Sperm Whale
Physeter macrocephalus (Linnaeus, 1821)

Morphology and dimensions: It is largest existing “odontocete”, characterised by an enormous head of squared shape; it does not have a big dorsal fin and the chest fins straps are relatively small. Males are larger than females: 18 m. of maximum length and 60 tons of weight for males first, 12 m and 20 tons for females. The babies measure approximately 4 m and can reach 1 ton of weight.

Coloration: Grey - tawny uniform; around the jaw region the skin appears of white colour. The surface of the body is wrinkled.

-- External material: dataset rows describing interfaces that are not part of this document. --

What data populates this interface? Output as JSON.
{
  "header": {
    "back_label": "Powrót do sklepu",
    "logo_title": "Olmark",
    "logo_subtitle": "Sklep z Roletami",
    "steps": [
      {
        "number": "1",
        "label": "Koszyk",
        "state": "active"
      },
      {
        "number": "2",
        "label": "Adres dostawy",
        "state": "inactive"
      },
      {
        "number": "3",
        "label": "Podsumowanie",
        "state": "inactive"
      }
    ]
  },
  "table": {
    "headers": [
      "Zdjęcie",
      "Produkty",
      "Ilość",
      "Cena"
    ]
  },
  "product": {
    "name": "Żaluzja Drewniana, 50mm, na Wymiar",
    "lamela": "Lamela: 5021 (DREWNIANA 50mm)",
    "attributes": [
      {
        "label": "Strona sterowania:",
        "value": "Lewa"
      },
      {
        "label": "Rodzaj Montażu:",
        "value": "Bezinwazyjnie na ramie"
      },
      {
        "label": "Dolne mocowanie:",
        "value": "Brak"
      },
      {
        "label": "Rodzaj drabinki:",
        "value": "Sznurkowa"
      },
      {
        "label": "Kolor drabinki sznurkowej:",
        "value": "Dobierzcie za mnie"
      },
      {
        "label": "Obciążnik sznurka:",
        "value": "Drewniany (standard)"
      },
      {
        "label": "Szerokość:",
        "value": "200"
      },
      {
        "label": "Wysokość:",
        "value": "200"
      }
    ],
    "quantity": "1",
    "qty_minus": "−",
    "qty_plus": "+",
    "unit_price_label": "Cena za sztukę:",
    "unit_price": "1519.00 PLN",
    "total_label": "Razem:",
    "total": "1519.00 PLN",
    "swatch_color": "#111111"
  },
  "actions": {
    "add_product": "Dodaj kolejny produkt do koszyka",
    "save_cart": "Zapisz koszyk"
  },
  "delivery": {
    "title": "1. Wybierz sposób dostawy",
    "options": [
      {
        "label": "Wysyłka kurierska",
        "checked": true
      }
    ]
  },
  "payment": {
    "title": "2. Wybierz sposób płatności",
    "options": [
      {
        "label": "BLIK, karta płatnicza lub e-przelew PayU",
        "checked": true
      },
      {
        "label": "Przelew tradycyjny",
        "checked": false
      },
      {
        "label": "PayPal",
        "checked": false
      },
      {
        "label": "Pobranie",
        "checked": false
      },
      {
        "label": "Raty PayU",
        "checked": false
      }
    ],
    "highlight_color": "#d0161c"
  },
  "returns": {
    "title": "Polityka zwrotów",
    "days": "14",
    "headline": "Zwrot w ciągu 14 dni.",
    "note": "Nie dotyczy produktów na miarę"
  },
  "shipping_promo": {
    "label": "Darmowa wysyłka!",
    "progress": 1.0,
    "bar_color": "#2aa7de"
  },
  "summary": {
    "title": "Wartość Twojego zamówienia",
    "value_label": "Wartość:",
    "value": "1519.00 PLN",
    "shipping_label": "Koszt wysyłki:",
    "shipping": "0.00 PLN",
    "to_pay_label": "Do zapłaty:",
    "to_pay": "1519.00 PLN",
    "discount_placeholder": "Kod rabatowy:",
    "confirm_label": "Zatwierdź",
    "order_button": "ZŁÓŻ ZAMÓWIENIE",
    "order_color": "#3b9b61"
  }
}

Swim and breathing rhythm: On surface it swims slowly if not disturbed, but it is capable to increase the speed up to approximately 15 nodes. It the champion of apnea of the animal reign: It can remain under water for two hours and reach a depth of beyond 2000 m. When it is fed, it alternates periods of immersion to permanence in surface of variable duration between the 10 and 30 minutes, depending on apnea carried out; in this phase it performs numerous respiratory actions. Before immersion it vertically raises the tail out of the water.

Feeding: It eats mostly “mesopelagici” squids. The set of teeth is usually limited to the inferior jaw, this is rather thin compared with the body dimensions.

Social behaviour: In the Mediterranean Sea the Capodoglio is watched solitary or in small groups, which can keep in acoustic contact up to remarkable distance. The adult males and females form separate groups that join in the reproduction period.

Vital cycle: Long-lived species, can reach 70 years of age. The sexual maturity is reached by the females between the 7 and the 13 years, by the males between the 18 and the 21 years. The reproduction season lasts from half winter to half summer. The gestation can exceed 14 months.

Identification in sea: The breath, low and directed ahead oblique, are a unmistakable symbol, like the tail which is raised in the action of the immersion. Sometimes, it performs jumps out of the water. It is a species whit a low frequency of sight also in the Liguria Sea, probably because of the particular cycle of swim.